The season focuses on a new “force”. We already have the Speedforce and Negative Speedforce. Now Iris suffers a time sickness where she slips in and out of time and is eventually trapped in that Dark Force.
There is a nice switch from the usual meta-of-the-week the team has to stop. This season finds the team trying to help metas out of jams. Barry wants to help a flame meta who has been framed, and Barry is pretty much the only one who believes him, because he reminds Barry of his own father. Some faces from the past return, but they’re not the same, and the early version of Eobard Thawne, played by Matt Letscher, ends up being a guy they also want to help. We get a few visits from the future kids, and they even get a rather humorous episode of their own. But the real new big bad is a meta with cold black flame that threatens to destroy the world. He ends up leveling up to become Death Star. This character was originally a villain formed by the merger of a Lantern Ring and Firestorm. No ring here, but it’s close to the comics, and he’s the big climax big bad that has to be taken out.
A little bit about the Lantern Ring. There are some clues dropped here that involve a visit from David Ramsey as John Diggle. I have to say I love that he’s kind of become the DC version of Nick Fury. He shows up on all of the shows, and this time he has a box with a huge green glow power inside that tempts the jailed Thawne. We never see what is in the box, and Diggle talks about how it came to him. I think Diggle is being positioned to become Green Lantern. Now, that’s just speculation on my part, and there’s nothing official to that happening. Just remember you heard it here first.
One of the biggest losses on the show is that Jesse L. Martin isn’t in enough episodes. That’s been true for a couple of seasons, and he’s not returning as a regular for the ninth and final season. That’s a shame. I love Martin and consider him to be the best actor in this series. He’s really the emotional heart of the story, and he brings that so much in the few episodes he gets here. I suspect he’ll be in a few episodes next year in spite of his “leaving”. The Flash would never be the same without him.
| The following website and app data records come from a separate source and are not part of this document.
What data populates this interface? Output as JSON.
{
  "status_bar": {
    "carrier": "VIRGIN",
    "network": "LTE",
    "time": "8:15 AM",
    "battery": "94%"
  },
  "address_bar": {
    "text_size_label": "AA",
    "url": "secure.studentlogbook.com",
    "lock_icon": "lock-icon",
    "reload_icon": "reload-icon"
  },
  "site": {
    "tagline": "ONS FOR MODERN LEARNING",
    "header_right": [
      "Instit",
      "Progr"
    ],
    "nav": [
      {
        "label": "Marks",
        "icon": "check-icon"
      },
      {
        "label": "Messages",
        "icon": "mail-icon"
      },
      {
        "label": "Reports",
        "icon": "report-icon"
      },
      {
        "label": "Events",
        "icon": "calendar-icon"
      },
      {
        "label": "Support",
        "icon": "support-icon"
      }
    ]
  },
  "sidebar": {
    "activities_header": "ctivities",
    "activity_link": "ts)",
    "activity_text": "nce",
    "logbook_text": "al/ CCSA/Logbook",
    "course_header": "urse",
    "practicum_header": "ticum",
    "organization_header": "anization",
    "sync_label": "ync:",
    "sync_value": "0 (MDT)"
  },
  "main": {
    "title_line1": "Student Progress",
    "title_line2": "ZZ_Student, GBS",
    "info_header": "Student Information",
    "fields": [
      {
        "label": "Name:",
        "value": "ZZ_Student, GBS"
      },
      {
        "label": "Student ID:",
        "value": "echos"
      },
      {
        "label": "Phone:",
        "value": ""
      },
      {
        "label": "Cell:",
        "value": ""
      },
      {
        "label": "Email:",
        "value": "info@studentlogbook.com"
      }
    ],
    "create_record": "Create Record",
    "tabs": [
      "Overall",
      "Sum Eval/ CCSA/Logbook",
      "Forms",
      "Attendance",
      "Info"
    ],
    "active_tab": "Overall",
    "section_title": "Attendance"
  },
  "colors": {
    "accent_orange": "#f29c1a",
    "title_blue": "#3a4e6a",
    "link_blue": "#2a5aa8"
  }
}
The series has such a large cast at this point that you just can’t do justice to them all. While I like them all and can’t point out a weak link here, it’s becoming too much and has affected the storytelling somewhat. It will be very interesting to see how they say goodbye next year.
The Flash is presented in its original broadcast ratio of 1.78:1. The 1080p image is arrived at with an AVC MPEG-4. Colors are bright in this high-definition image presentation. You’ll find wonderful sharpness and detail. The lightning effects are brilliant and bold. The streaks are always a treat. Contrast truly stands out with the addition of Zoom and his dark nature. Black levels are as good as the broadcasts ever were.
The DTS-HD Master Audio 5.1 is often a force of its own. Surrounds bring the speed images to life. Dialog is the most important element here. It is well served, to be sure. The score is frantic and helps build atmosphere. Subs even find their place from time to time. Pretty solid stuff.
Deleted Scenes on select episodes.
Gag Reel: (9:26)
The Flash – Standing The Test Of Time: (8:40) A Look at the elements of time travel in the series and not just this season.
The DC Heroes – Path To Glory: (17:22) It’s a look at the dynamics behind the various DC heroes with clips from all of the CW/DC shows.
I’m certainly disappointed because the show is winding down. I do realize that it’s time. The Arrowverse has pretty much run its course, and the new leadership at Warner and the CW will want to do their own thing going forward. I feel justified in calling this the best of the CW shows now that it’s lasted longer than any of the others. I have one more year to savor first. I got to watch and review eight seasons of the show so far. “Now that was fun.”